**WHAT TO WORK ON**. Run through the data and copy out every line that mentions the word "icon".
___ SOURCE DATA ___
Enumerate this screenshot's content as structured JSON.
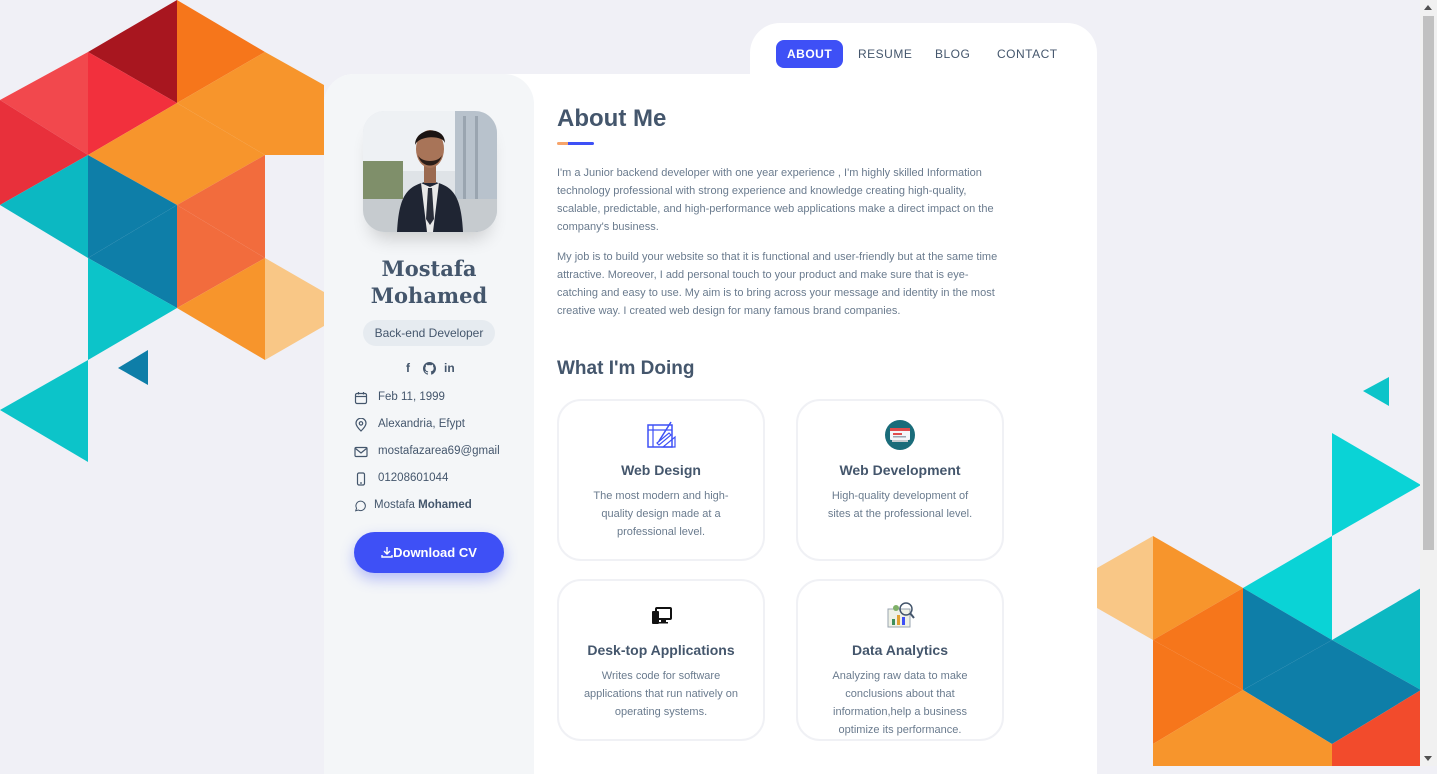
{
  "nav": {
    "items": [
      "ABOUT",
      "RESUME",
      "BLOG",
      "CONTACT"
    ],
    "active": "ABOUT"
  },
  "profile": {
    "name_line1": "Mostafa",
    "name_line2": "Mohamed",
    "role": "Back-end Developer",
    "social": [
      "f",
      "github",
      "in"
    ],
    "birthday": "Feb 11, 1999",
    "location": "Alexandria, Efypt",
    "email": "mostafazarea69@gmail",
    "phone": "01208601044",
    "whatsapp_first": "Mostafa",
    "whatsapp_last": "Mohamed",
    "download_label": "Download CV"
  },
  "about": {
    "title": "About Me",
    "paragraph1": "I'm a Junior backend developer with one year experience , I'm highly skilled Information technology professional with strong experience and knowledge creating high-quality, scalable, predictable, and high-performance web applications make a direct impact on the company's business.",
    "paragraph2": "My job is to build your website so that it is functional and user-friendly but at the same time attractive. Moreover, I add personal touch to your product and make sure that is eye-catching and easy to use. My aim is to bring across your message and identity in the most creative way. I created web design for many famous brand companies."
  },
  "doing": {
    "title": "What I'm Doing",
    "services": [
      {
        "title": "Web Design",
        "desc": "The most modern and high-quality design made at a professional level.",
        "icon": "design-icon"
      },
      {
        "title": "Web Development",
        "desc": "High-quality development of sites at the professional level.",
        "icon": "monitor-code-icon"
      },
      {
        "title": "Desk-top Applications",
        "desc": "Writes code for software applications that run natively on operating systems.",
        "icon": "desktop-icon"
      },
      {
        "title": "Data Analytics",
        "desc": "Analyzing raw data to make conclusions about that information,help a business optimize its performance.",
        "icon": "analytics-icon"
      }
    ]
  },
  "colors": {
    "accent": "#3e50f6",
    "text": "#44566c",
    "muted": "#6a7b8e",
    "page_bg": "#f0f0f6"
  }
}
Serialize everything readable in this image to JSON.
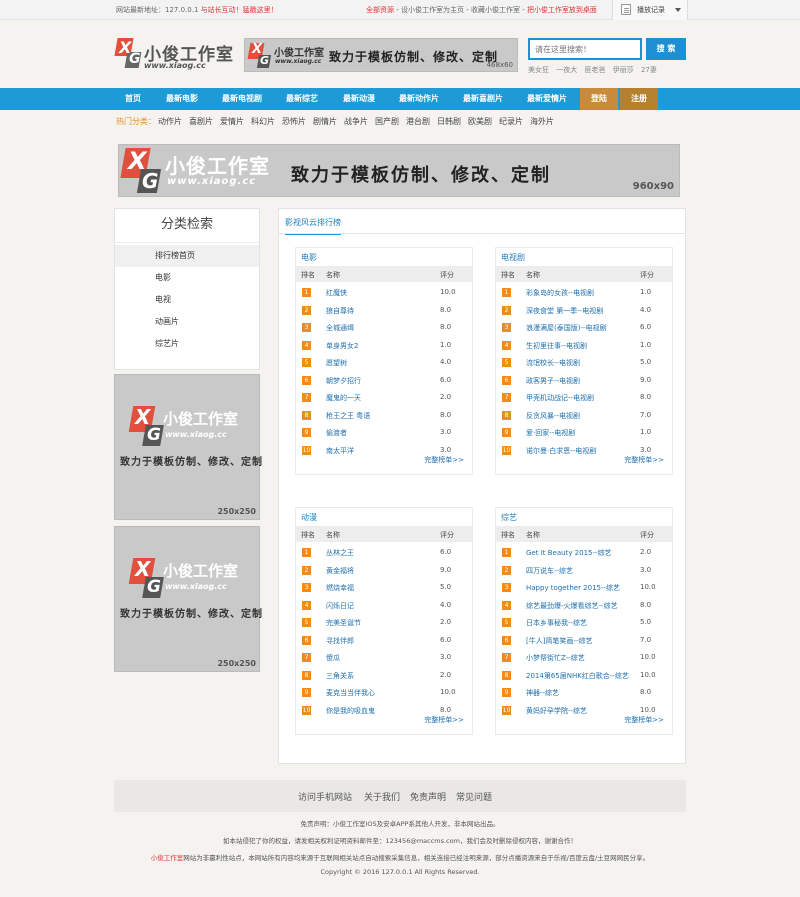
{
  "topbar": {
    "site_addr_label": "网站最新地址：127.0.0.1",
    "site_addr_note": " 与站长互动！猛戳这里！",
    "all_resources": "全部资源",
    "set_home": " - 设小俊工作室为主页 - 收藏小俊工作室 - ",
    "desktop_link": "把小俊工作室放到桌面",
    "history_label": "播放记录"
  },
  "header": {
    "logo_name": "小俊工作室",
    "logo_url": "www.xiaog.cc",
    "banner_name": "小俊工作室",
    "banner_url": "www.xiaog.cc",
    "banner_slogan": "致力于模板仿制、修改、定制",
    "banner_size": "468x60",
    "search_placeholder": "请在这里搜索！",
    "search_button": "搜 索",
    "hot_words": [
      "美女狂",
      "一夜大",
      "匪老爸",
      "伊丽莎",
      "27妻"
    ]
  },
  "nav": {
    "items": [
      "首页",
      "最新电影",
      "最新电视剧",
      "最新综艺",
      "最新动漫",
      "最新动作片",
      "最新喜剧片",
      "最新爱情片"
    ],
    "login": "登陆",
    "register": "注册"
  },
  "categories": {
    "label": "热门分类：",
    "items": [
      "动作片",
      "喜剧片",
      "爱情片",
      "科幻片",
      "恐怖片",
      "剧情片",
      "战争片",
      "国产剧",
      "港台剧",
      "日韩剧",
      "欧美剧",
      "纪录片",
      "海外片"
    ]
  },
  "big_banner": {
    "name": "小俊工作室",
    "url": "www.xiaog.cc",
    "slogan": "致力于模板仿制、修改、定制",
    "size": "960x90"
  },
  "sidebar": {
    "title": "分类检索",
    "items": [
      "排行榜首页",
      "电影",
      "电视",
      "动画片",
      "综艺片"
    ],
    "ad_name": "小俊工作室",
    "ad_url": "www.xiaog.cc",
    "ad_slogan": "致力于模板仿制、修改、定制",
    "ad_size": "250x250"
  },
  "main": {
    "tab": "影视风云排行榜",
    "col_rank": "排名",
    "col_name": "名称",
    "col_score": "评分",
    "more": "完整榜单>>",
    "movie": {
      "title": "电影",
      "rows": [
        {
          "name": "红魔侠",
          "score": "10.0"
        },
        {
          "name": "狼自尊待",
          "score": "8.0"
        },
        {
          "name": "全城通缉",
          "score": "8.0"
        },
        {
          "name": "单身男女2",
          "score": "1.0"
        },
        {
          "name": "愿望树",
          "score": "4.0"
        },
        {
          "name": "朝梦夕招行",
          "score": "6.0"
        },
        {
          "name": "魔鬼的一天",
          "score": "2.0"
        },
        {
          "name": "枪王之王 粤语",
          "score": "8.0"
        },
        {
          "name": "偷渡者",
          "score": "3.0"
        },
        {
          "name": "南太平洋",
          "score": "3.0"
        }
      ]
    },
    "tv": {
      "title": "电视剧",
      "rows": [
        {
          "name": "彩象岛的女孩--电视剧",
          "score": "1.0"
        },
        {
          "name": "深夜食堂 第一季--电视剧",
          "score": "4.0"
        },
        {
          "name": "浪漫满屋(泰国版)--电视剧",
          "score": "6.0"
        },
        {
          "name": "生初里往事--电视剧",
          "score": "1.0"
        },
        {
          "name": "流氓校长--电视剧",
          "score": "5.0"
        },
        {
          "name": "政客男子--电视剧",
          "score": "9.0"
        },
        {
          "name": "甲壳机动战记--电视剧",
          "score": "8.0"
        },
        {
          "name": "反贪风暴--电视剧",
          "score": "7.0"
        },
        {
          "name": "爱·回家--电视剧",
          "score": "1.0"
        },
        {
          "name": "诺尔曼·白求恩--电视剧",
          "score": "3.0"
        }
      ]
    },
    "anime": {
      "title": "动漫",
      "rows": [
        {
          "name": "丛林之王",
          "score": "6.0"
        },
        {
          "name": "黄金福将",
          "score": "9.0"
        },
        {
          "name": "燃烧幸福",
          "score": "5.0"
        },
        {
          "name": "闪烁日记",
          "score": "4.0"
        },
        {
          "name": "完美圣诞节",
          "score": "2.0"
        },
        {
          "name": "寻找伴郎",
          "score": "6.0"
        },
        {
          "name": "傻瓜",
          "score": "3.0"
        },
        {
          "name": "三角关系",
          "score": "2.0"
        },
        {
          "name": "麦克当当伴我心",
          "score": "10.0"
        },
        {
          "name": "你是我的吸血鬼",
          "score": "8.0"
        }
      ]
    },
    "variety": {
      "title": "综艺",
      "rows": [
        {
          "name": "Get It Beauty 2015--综艺",
          "score": "2.0"
        },
        {
          "name": "四万说车--综艺",
          "score": "3.0"
        },
        {
          "name": "Happy together 2015--综艺",
          "score": "10.0"
        },
        {
          "name": "综艺最劲爆-火爆看综艺--综艺",
          "score": "8.0"
        },
        {
          "name": "日本乡事秘我--综艺",
          "score": "5.0"
        },
        {
          "name": "[牛人]简笔笑画--综艺",
          "score": "7.0"
        },
        {
          "name": "小梦帮街忙Z--综艺",
          "score": "10.0"
        },
        {
          "name": "2014第65届NHK红白歌合--综艺",
          "score": "10.0"
        },
        {
          "name": "神器--综艺",
          "score": "8.0"
        },
        {
          "name": "黄妈好孕学院--综艺",
          "score": "10.0"
        }
      ]
    }
  },
  "footer": {
    "links": [
      "访问手机网站",
      "关于我们",
      "免责声明",
      "常见问题"
    ],
    "line1": "免责声明：小俊工作室IOS及安卓APP系其他人开发，非本网站出品。",
    "line2": "如本站侵犯了你的权益，请发相关权利证明资料邮件至：123456@maccms.com，我们会及时删除侵权内容，谢谢合作！",
    "line3_red": "小俊工作室",
    "line3": "网站为非赢利性站点，本网站所有内容均来源于互联网相关站点自动搜索采集信息，相关连接已经注明来源，部分点播资源来自于乐视/百度云盘/土豆网网民分享。",
    "copyright": "Copyright © 2016 127.0.0.1 All Rights Reserved."
  },
  "colors": {
    "nav_blue": "#1e9ad6",
    "accent_orange": "#f08b1c",
    "login_brown": "#c88a3c",
    "link_blue": "#1e6fb0",
    "red": "#dd3333"
  }
}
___
**FINISHED EXERCISE**.
        "icon": "design-icon"
        "icon": "monitor-code-icon"
        "icon": "desktop-icon"
        "icon": "analytics-icon"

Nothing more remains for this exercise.